Problem statement
Work out how many lines in the following entries contain the string "dash", and write only that number.

Study material
|---|

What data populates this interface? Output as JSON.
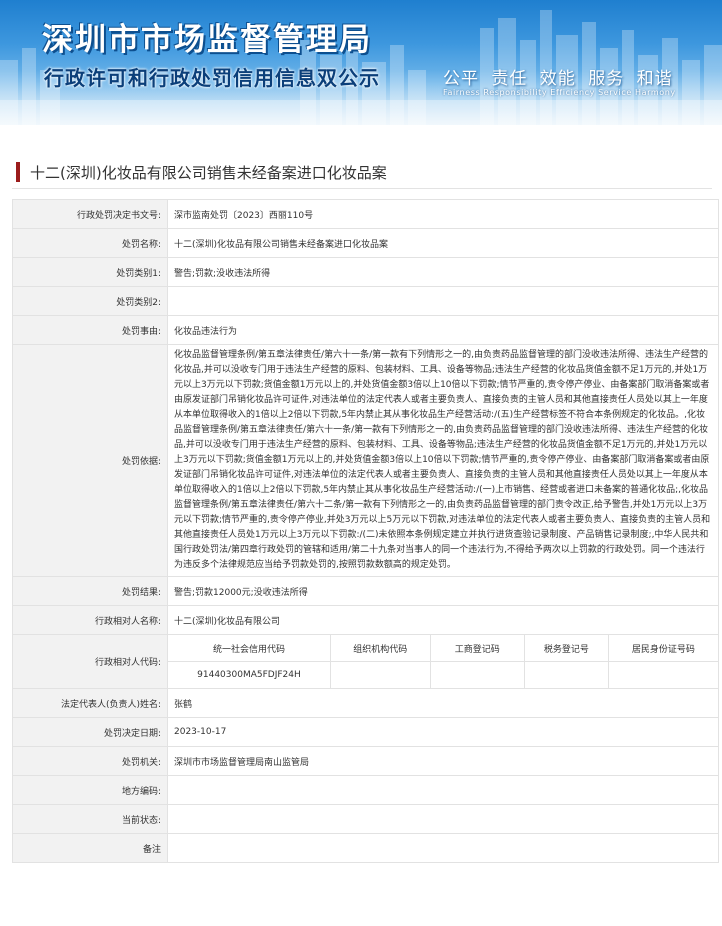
{
  "banner": {
    "title": "深圳市市场监督管理局",
    "subtitle": "行政许可和行政处罚信用信息双公示",
    "slogan": "公平 责任 效能 服务 和谐",
    "slogan_en": "Fairness Responsibility Efficiency Service Harmony"
  },
  "case_title": "十二(深圳)化妆品有限公司销售未经备案进口化妆品案",
  "fields": [
    {
      "label": "行政处罚决定书文号:",
      "value": "深市监南处罚〔2023〕西丽110号"
    },
    {
      "label": "处罚名称:",
      "value": "十二(深圳)化妆品有限公司销售未经备案进口化妆品案"
    },
    {
      "label": "处罚类别1:",
      "value": "警告;罚款;没收违法所得"
    },
    {
      "label": "处罚类别2:",
      "value": ""
    },
    {
      "label": "处罚事由:",
      "value": "化妆品违法行为"
    },
    {
      "label": "处罚依据:",
      "value": "化妆品监督管理条例/第五章法律责任/第六十一条/第一款有下列情形之一的,由负责药品监督管理的部门没收违法所得、违法生产经营的化妆品,并可以没收专门用于违法生产经营的原料、包装材料、工具、设备等物品;违法生产经营的化妆品货值金额不足1万元的,并处1万元以上3万元以下罚款;货值金额1万元以上的,并处货值金额3倍以上10倍以下罚款;情节严重的,责令停产停业、由备案部门取消备案或者由原发证部门吊销化妆品许可证件,对违法单位的法定代表人或者主要负责人、直接负责的主管人员和其他直接责任人员处以其上一年度从本单位取得收入的1倍以上2倍以下罚款,5年内禁止其从事化妆品生产经营活动:/(五)生产经营标签不符合本条例规定的化妆品。,化妆品监督管理条例/第五章法律责任/第六十一条/第一款有下列情形之一的,由负责药品监督管理的部门没收违法所得、违法生产经营的化妆品,并可以没收专门用于违法生产经营的原料、包装材料、工具、设备等物品;违法生产经营的化妆品货值金额不足1万元的,并处1万元以上3万元以下罚款;货值金额1万元以上的,并处货值金额3倍以上10倍以下罚款;情节严重的,责令停产停业、由备案部门取消备案或者由原发证部门吊销化妆品许可证件,对违法单位的法定代表人或者主要负责人、直接负责的主管人员和其他直接责任人员处以其上一年度从本单位取得收入的1倍以上2倍以下罚款,5年内禁止其从事化妆品生产经营活动:/(一)上市销售、经营或者进口未备案的普通化妆品;,化妆品监督管理条例/第五章法律责任/第六十二条/第一款有下列情形之一的,由负责药品监督管理的部门责令改正,给予警告,并处1万元以上3万元以下罚款;情节严重的,责令停产停业,并处3万元以上5万元以下罚款,对违法单位的法定代表人或者主要负责人、直接负责的主管人员和其他直接责任人员处1万元以上3万元以下罚款:/(二)未依照本条例规定建立并执行进货查验记录制度、产品销售记录制度;,中华人民共和国行政处罚法/第四章行政处罚的管辖和适用/第二十九条对当事人的同一个违法行为,不得给予两次以上罚款的行政处罚。同一个违法行为违反多个法律规范应当给予罚款处罚的,按照罚款数额高的规定处罚。"
    },
    {
      "label": "处罚结果:",
      "value": "警告;罚款12000元;没收违法所得"
    },
    {
      "label": "行政相对人名称:",
      "value": "十二(深圳)化妆品有限公司"
    }
  ],
  "codes": {
    "label": "行政相对人代码:",
    "headers": [
      "统一社会信用代码",
      "组织机构代码",
      "工商登记码",
      "税务登记号",
      "居民身份证号码"
    ],
    "values": [
      "91440300MA5FDJF24H",
      "",
      "",
      "",
      ""
    ]
  },
  "fields2": [
    {
      "label": "法定代表人(负责人)姓名:",
      "value": "张鹤"
    },
    {
      "label": "处罚决定日期:",
      "value": "2023-10-17"
    },
    {
      "label": "处罚机关:",
      "value": "深圳市市场监督管理局南山监管局"
    },
    {
      "label": "地方编码:",
      "value": ""
    },
    {
      "label": "当前状态:",
      "value": ""
    },
    {
      "label": "备注",
      "value": ""
    }
  ]
}
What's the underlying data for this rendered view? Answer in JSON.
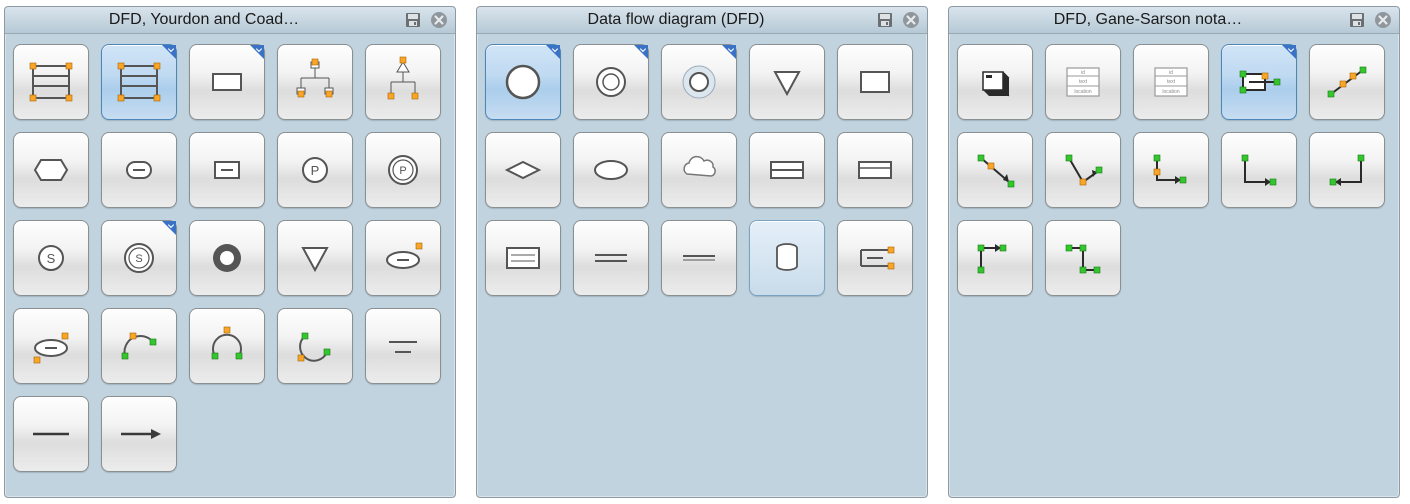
{
  "panels": [
    {
      "title": "DFD, Yourdon and Coad…",
      "shapes": [
        {
          "id": "data-store-1",
          "selected": false,
          "tick": false
        },
        {
          "id": "data-store-2",
          "selected": true,
          "tick": true
        },
        {
          "id": "rect-page",
          "selected": false,
          "tick": true
        },
        {
          "id": "hierarchy",
          "selected": false,
          "tick": false
        },
        {
          "id": "hierarchy-tri",
          "selected": false,
          "tick": false
        },
        {
          "id": "hexagon",
          "selected": false,
          "tick": false
        },
        {
          "id": "round-rect-dash",
          "selected": false,
          "tick": false
        },
        {
          "id": "rect-dash",
          "selected": false,
          "tick": false
        },
        {
          "id": "circle-p",
          "selected": false,
          "tick": false
        },
        {
          "id": "circle-p-ring",
          "selected": false,
          "tick": false
        },
        {
          "id": "circle-s",
          "selected": false,
          "tick": false
        },
        {
          "id": "circle-s-ring",
          "selected": false,
          "tick": true
        },
        {
          "id": "donut-thick",
          "selected": false,
          "tick": false
        },
        {
          "id": "triangle-down",
          "selected": false,
          "tick": false
        },
        {
          "id": "ellipse-dash-handle",
          "selected": false,
          "tick": false
        },
        {
          "id": "ellipse-dash-handle2",
          "selected": false,
          "tick": false
        },
        {
          "id": "arc-handles",
          "selected": false,
          "tick": false
        },
        {
          "id": "arc-handles-2",
          "selected": false,
          "tick": false
        },
        {
          "id": "arc-handles-3",
          "selected": false,
          "tick": false
        },
        {
          "id": "two-lines",
          "selected": false,
          "tick": false
        },
        {
          "id": "line-plain",
          "selected": false,
          "tick": false
        },
        {
          "id": "line-arrow",
          "selected": false,
          "tick": false
        }
      ]
    },
    {
      "title": "Data flow diagram (DFD)",
      "shapes": [
        {
          "id": "big-circle",
          "selected": true,
          "tick": true
        },
        {
          "id": "donut-thin",
          "selected": false,
          "tick": true
        },
        {
          "id": "donut-glow",
          "selected": false,
          "tick": true
        },
        {
          "id": "triangle-down",
          "selected": false,
          "tick": false
        },
        {
          "id": "rect-plain",
          "selected": false,
          "tick": false
        },
        {
          "id": "diamond",
          "selected": false,
          "tick": false
        },
        {
          "id": "ellipse-solid",
          "selected": false,
          "tick": false
        },
        {
          "id": "cloud",
          "selected": false,
          "tick": false
        },
        {
          "id": "rect-split-h",
          "selected": false,
          "tick": false
        },
        {
          "id": "rect-split-h2",
          "selected": false,
          "tick": false
        },
        {
          "id": "triple-lines",
          "selected": false,
          "tick": false
        },
        {
          "id": "double-lines",
          "selected": false,
          "tick": false
        },
        {
          "id": "single-line",
          "selected": false,
          "tick": false
        },
        {
          "id": "cylinder",
          "selected": false,
          "tick": false,
          "selectedLight": true
        },
        {
          "id": "open-rect",
          "selected": false,
          "tick": false
        }
      ]
    },
    {
      "title": "DFD, Gane-Sarson nota…",
      "shapes": [
        {
          "id": "cube-dark",
          "selected": false,
          "tick": false
        },
        {
          "id": "table-small",
          "selected": false,
          "tick": false
        },
        {
          "id": "table-small-2",
          "selected": false,
          "tick": false
        },
        {
          "id": "rect-line-handles",
          "selected": true,
          "tick": true
        },
        {
          "id": "diag-line-handles",
          "selected": false,
          "tick": false
        },
        {
          "id": "connector-1",
          "selected": false,
          "tick": false
        },
        {
          "id": "connector-2",
          "selected": false,
          "tick": false
        },
        {
          "id": "connector-3",
          "selected": false,
          "tick": false
        },
        {
          "id": "connector-4",
          "selected": false,
          "tick": false
        },
        {
          "id": "connector-5",
          "selected": false,
          "tick": false
        },
        {
          "id": "connector-6",
          "selected": false,
          "tick": false
        },
        {
          "id": "connector-7",
          "selected": false,
          "tick": false
        }
      ]
    }
  ]
}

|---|

Worked solution
4